ÆÞELFERÞ REX DEIRA
Killed in battle
Deira Dynasty
616 to 12/14 October 632 Edwin EDVVIN ÆLLING BERNICIA 7 DEIRA CYNING
EDVVIN REX BERNICIA ET DEIRA
Killed in battle by Cadwallon of Gwynedd and Penda of Mercia
late 633 to summer 634 Osric OSRIC ÆLFRICING DEIRA CYNING
OSRIC REX DEIRA
Bernicia Dynasty
633 to 5 August 642 Oswald OSVVALD BERNICIA 7 DEIRA CYNING
OSVVALD REX BERNICIA ET DEIRA
Killed by Penda, King of Mercia; Saint Oswald
642 to 644 Oswiu OSVVIO ÆÞELFRIÞING BERNICIA 7 DEIRA CYNING
OSVVIO REX BERNICIA ET DEIRA
Deira Dynasty
644 to 651 Oswine OSVVINE OSRICING DEIRA CYNING
OSVVINE REX DEIRA
Murdered
Bernicia Dynasty
summer 651 to late 654 or 655 Æthelwold ÆÞELVVALD OSVVALDING DEIRA CYNING
ÆÞELVVALD REX DEIRA
654 to 15 August 670 Oswiu OSVVIO ÆÞELFERÞING NORÞANHYMBRA CYNING
OSVVIO REX NORÞANHYMBRA
Restored
656 to 664 Alchfrith ALCHFRIÞ DEIRA CYNING
ALCHFRIÞ REX DEIRA
670 to 679 Aelfwine ÆLFVVINE DEIRA CYNING
ÆLFVVINE REX DEIRA

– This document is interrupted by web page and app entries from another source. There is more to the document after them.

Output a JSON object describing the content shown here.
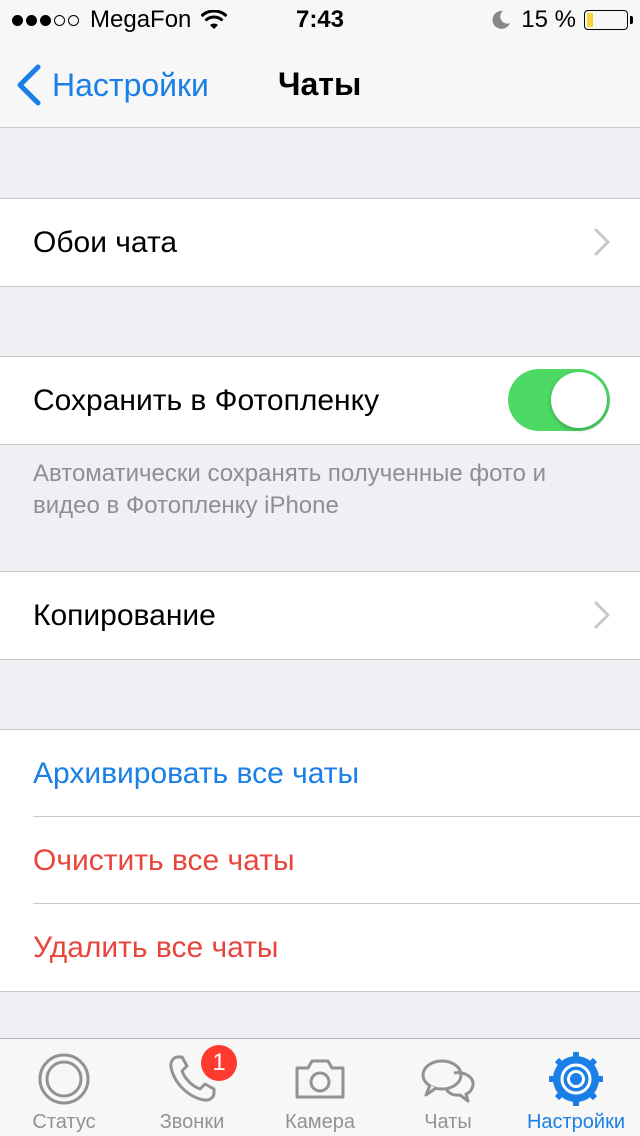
{
  "status_bar": {
    "signal_filled": 3,
    "signal_total": 5,
    "carrier": "MegaFon",
    "time": "7:43",
    "battery_percent": "15 %",
    "battery_level": 0.15
  },
  "nav": {
    "back_label": "Настройки",
    "title": "Чаты"
  },
  "settings": {
    "wallpaper_label": "Обои чата",
    "save_to_camera_roll_label": "Сохранить в Фотопленку",
    "save_to_camera_roll_on": true,
    "save_footnote": "Автоматически сохранять полученные фото и видео в Фотопленку iPhone",
    "backup_label": "Копирование",
    "archive_all_label": "Архивировать все чаты",
    "clear_all_label": "Очистить все чаты",
    "delete_all_label": "Удалить все чаты"
  },
  "tabbar": {
    "tabs": [
      {
        "label": "Статус",
        "icon": "status-icon",
        "active": false
      },
      {
        "label": "Звонки",
        "icon": "phone-icon",
        "active": false,
        "badge": "1"
      },
      {
        "label": "Камера",
        "icon": "camera-icon",
        "active": false
      },
      {
        "label": "Чаты",
        "icon": "chats-icon",
        "active": false
      },
      {
        "label": "Настройки",
        "icon": "settings-gear-icon",
        "active": true
      }
    ]
  },
  "colors": {
    "accent_blue": "#1a7fe6",
    "destructive_red": "#e8453c",
    "toggle_green": "#4cd964",
    "battery_yellow": "#f5d23a",
    "badge_red": "#ff3b30"
  }
}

Notes

  1. ^ A Complete Pronouncing Gazetteer, Or, Geographical Dictionary of the World, 1880
  2. ^ McCarthy, Mike. "An Early Historic Celtic Kingdom near the Solway". 2014. The History Files. Retrieved 18 May 2014.
  3. ^ Higham, p. 98
  4. ^ Higham, p. 81
  5. ^ Library Ireland Archived 8 February 2012 at the Wayback Machine – Sketches of Olden Days in Northern Ireland
  6. ^ Anthony David Mills (6 November 2003). A Dictionary of British Place-Names. Oxford University Press. pp. 430–. ISBN 978-0-19-852758-9. Archived from the original on 18 June 2013. Retrieved 27 June 2012.
  7. ^ Malam, John (2011). "Yorkshire, A Very Peculiar History". Book House. ISBN 978-1907184574.
  8. ^ Higham, pp. 77-78
  9. ^ Garmonsway, G. N. (1954). The Anglo-Saxon Chronicle. London: Dent. pp. 26–27. ISBN 0460106244.
  10. ^ D. P. Kirby, The Earliest English Kings (1991, 2000), page 78.
  11. ^ Bede, Historia Ecclesiastica, III, 14

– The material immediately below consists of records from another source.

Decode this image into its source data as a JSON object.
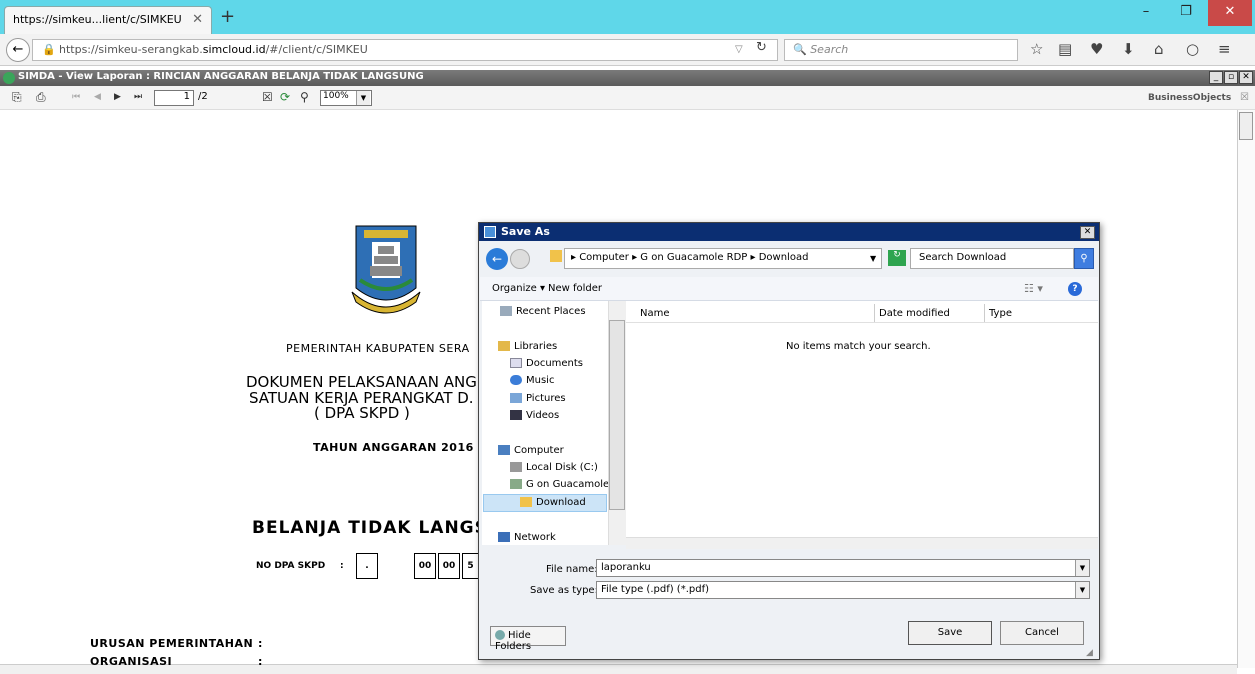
{
  "browser": {
    "tab_title": "https://simkeu...lient/c/SIMKEU",
    "tab_close": "✕",
    "new_tab": "+",
    "url_prefix": "https://simkeu-serangkab.",
    "url_domain": "simcloud.id",
    "url_suffix": "/#/client/c/SIMKEU",
    "search_placeholder": "Search",
    "search_icon": "search-icon"
  },
  "app": {
    "title": "SIMDA - View Laporan : RINCIAN ANGGARAN BELANJA TIDAK LANGSUNG",
    "page_current": "1",
    "page_total": "/2",
    "zoom": "100%",
    "brand": "BusinessObjects"
  },
  "report": {
    "government": "PEMERINTAH KABUPATEN SERA",
    "doc_line1": "DOKUMEN PELAKSANAAN ANG",
    "doc_line2": "SATUAN KERJA PERANGKAT D.",
    "doc_line3": "( DPA SKPD )",
    "tahun": "TAHUN ANGGARAN 2016",
    "belanja": "BELANJA TIDAK LANGS",
    "no_dpa_label": "NO DPA SKPD",
    "no_dpa_colon": ":",
    "dpa_boxes": [
      ".",
      "00",
      "00",
      "5"
    ],
    "urusan": "URUSAN PEMERINTAHAN",
    "organisasi": "ORGANISASI",
    "colon": ":"
  },
  "dialog": {
    "title": "Save As",
    "close": "✕",
    "breadcrumb": "▸ Computer ▸ G on Guacamole RDP ▸ Download",
    "search_placeholder": "Search Download",
    "organize": "Organize ▾",
    "new_folder": "New folder",
    "nav_items": [
      "Recent Places",
      "Libraries",
      "Documents",
      "Music",
      "Pictures",
      "Videos",
      "Computer",
      "Local Disk (C:)",
      "G on Guacamole RD",
      "Download",
      "Network"
    ],
    "columns": [
      "Name",
      "Date modified",
      "Type"
    ],
    "empty_message": "No items match your search.",
    "file_name_label": "File name:",
    "file_name_value": "laporanku",
    "save_type_label": "Save as type:",
    "save_type_value": "File type (.pdf) (*.pdf)",
    "hide_folders": "Hide Folders",
    "save": "Save",
    "cancel": "Cancel"
  },
  "colors": {
    "tabstrip": "#5fd7e9",
    "dialog_title": "#0b2e72",
    "close_red": "#c94a48",
    "nav_selected": "#cce4f7"
  }
}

References

  • Higham, N.J. (1993). The Kingdom of Northumbria AD 350–1100. Stroud: Sutton. ISBN 0-86299-730-5
  • Mackenzie, E.; Ross, M. (1834), An Historical, Topographical, and Descriptive View of the County Palatine of Durham, I, Newcastle upon Tyne: Mackenzie and Dent, p. xi, retrieved 2008-07-23

Further reading

  • Geake, Helen & Kenny, Jonathan (eds.) (2000). Early Deira: Archaeological studies of the East Riding in the fourth to ninth centuries AD. Oxford: Oxbow. ISBN 1-900188-90-2